In a spiritual sense, to live a life of true freedom, we need to purify our nervous systems of the bitter and the sweet, our triumphs as well as our traumas. An experience of extreme joy creates samskaras just as much as one of horror and pain, and can lead us to live for our memories instead of savoring the moment at hand. To experience the deepest spiritual realities, our nervous system has to be free of samskaras. Like a glass of muddy water that can only provide a muddy reflection of the sun, a nervous system full of the mental mud of samskaras can only provide you with a murky reflection of the divine. Ultimately we want our nervous systems to have complete synaptic plasticity, free from the rigidity created by samskaras. Impressions stored by such a nervous system are recorded in the best place of all: nowhere and everywhere. They are available to all parts of the brain, yet not localized and intrusive. Experiencing the cosmos in this state would be like sketching a line on air. It leaves no trace at all.
- Spitz, R. A. (1945). "Hospitalism." In R. S. Eissler, (Ed.), The Psychoanalytic Study of the Child (Vol. I). New York: International Universities Press. Spitz, R. A. (1946). "Hospitalism: A follow-up report." In R. S. Eissler, (Ed.), The Psychoanalytic Study of the Child (Vol. II), New York: International Universities Press.
- Rene Garcia. "Stress, Synaptic Plasticity and Psychopathology." Reviews in the Neurosciences, 13, 195-208 (2002)
- Hebb, D.O. (1949). The Organization of Behavior: A Neuropsychological Theory. NY: John Wiley & Sons.
- Fuchs, E and Gould, E (2000). Eur, J, Neurosci. 12, 2211-2214.
- Synaptic connectivity is felt to be mediated by the flow of calcium ions across the nerve cell membrane.

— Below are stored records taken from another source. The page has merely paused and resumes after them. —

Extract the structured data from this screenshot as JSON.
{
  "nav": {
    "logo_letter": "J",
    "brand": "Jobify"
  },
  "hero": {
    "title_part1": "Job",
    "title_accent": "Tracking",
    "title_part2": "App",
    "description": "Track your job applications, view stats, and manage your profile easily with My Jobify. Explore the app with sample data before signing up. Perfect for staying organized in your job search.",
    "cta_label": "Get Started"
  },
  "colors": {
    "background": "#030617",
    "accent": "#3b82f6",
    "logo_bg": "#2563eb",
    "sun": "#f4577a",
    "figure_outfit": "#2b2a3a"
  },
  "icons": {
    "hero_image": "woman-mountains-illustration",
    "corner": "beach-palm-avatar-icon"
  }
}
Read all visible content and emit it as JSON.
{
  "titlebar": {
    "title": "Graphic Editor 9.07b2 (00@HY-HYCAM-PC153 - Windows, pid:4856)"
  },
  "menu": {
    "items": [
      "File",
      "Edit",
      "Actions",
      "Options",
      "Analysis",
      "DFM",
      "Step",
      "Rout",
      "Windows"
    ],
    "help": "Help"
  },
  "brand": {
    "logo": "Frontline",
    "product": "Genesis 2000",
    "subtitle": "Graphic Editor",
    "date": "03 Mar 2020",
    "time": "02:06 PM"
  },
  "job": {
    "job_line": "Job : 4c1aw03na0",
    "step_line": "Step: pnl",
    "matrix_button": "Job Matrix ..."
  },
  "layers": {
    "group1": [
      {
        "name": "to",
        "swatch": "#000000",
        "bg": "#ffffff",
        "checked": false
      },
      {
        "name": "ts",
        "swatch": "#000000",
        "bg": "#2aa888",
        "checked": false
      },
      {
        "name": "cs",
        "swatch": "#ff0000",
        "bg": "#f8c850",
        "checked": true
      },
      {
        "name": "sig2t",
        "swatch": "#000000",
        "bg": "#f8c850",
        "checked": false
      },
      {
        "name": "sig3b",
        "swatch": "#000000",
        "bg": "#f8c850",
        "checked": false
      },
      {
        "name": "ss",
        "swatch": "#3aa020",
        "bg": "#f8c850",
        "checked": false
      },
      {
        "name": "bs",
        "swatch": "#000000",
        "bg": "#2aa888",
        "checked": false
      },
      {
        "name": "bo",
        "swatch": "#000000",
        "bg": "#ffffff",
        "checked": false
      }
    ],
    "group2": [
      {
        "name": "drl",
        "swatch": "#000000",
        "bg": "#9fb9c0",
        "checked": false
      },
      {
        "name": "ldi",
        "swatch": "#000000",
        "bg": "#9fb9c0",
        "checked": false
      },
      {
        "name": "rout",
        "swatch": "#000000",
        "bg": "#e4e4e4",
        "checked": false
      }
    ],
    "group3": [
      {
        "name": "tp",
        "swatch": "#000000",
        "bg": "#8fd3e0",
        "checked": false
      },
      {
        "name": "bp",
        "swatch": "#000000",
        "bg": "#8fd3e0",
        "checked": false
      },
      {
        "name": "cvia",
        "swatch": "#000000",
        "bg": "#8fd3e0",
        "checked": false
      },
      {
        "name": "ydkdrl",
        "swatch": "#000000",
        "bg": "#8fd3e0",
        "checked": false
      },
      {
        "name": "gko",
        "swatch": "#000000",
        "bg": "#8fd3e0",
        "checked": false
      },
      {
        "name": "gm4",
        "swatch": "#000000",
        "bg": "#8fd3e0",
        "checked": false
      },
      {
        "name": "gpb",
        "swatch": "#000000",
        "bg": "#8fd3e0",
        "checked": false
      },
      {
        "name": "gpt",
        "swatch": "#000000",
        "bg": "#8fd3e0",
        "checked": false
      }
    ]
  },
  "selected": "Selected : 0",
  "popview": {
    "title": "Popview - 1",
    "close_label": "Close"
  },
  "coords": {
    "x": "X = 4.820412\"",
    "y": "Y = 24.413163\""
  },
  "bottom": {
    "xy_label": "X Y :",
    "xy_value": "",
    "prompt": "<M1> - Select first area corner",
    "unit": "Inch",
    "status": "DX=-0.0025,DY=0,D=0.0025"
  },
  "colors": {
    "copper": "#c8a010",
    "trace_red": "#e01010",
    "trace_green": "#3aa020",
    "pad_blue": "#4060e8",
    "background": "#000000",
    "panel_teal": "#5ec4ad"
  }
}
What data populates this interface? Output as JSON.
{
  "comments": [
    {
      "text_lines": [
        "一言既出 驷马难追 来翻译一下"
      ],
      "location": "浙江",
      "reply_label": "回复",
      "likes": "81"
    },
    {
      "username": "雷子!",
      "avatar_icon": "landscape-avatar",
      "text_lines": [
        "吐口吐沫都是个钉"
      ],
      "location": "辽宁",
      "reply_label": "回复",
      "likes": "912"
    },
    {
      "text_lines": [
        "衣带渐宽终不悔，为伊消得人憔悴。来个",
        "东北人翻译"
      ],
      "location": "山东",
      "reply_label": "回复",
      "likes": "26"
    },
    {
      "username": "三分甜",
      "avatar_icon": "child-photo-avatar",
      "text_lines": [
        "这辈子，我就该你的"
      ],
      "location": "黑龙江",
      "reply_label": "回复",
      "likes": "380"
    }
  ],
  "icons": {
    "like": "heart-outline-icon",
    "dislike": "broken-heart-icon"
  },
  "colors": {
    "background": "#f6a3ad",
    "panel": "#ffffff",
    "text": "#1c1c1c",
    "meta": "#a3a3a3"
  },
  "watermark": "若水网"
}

The process is down-regulated (inhibited) by stress-related hormones such as glucocorticoids (e.g. cortisol) thus explaining the impairment of learning under stress. It is promoted or up-regulated by an increase in the local expression of brain-derived neurotrophic factor (BDNF).
- Sheline, YI, Sangavi M, Mintun MA and Gado MH. (1999). J. Neursci. 19, 5034-5043.
- A term used by Winston Churchill to describe the dark moments that dogged him all his life.
- Brooks, J.S., & Scarano, T. (1985). "Transcendental Meditation in the Treatment of Post-Vietnam Adjustment." Journal of Counseling and Adjustment, 64, 212-215.
Jay Glaser, MD is a board-certified internist and medical director of the Lancaster Ayurveda Medical Center in Sterling, MA. More information about topics discussed in Spirit of Health and about his practice is available on his web site http://www.AyurvedaMed.com or by calling 978-422-5044.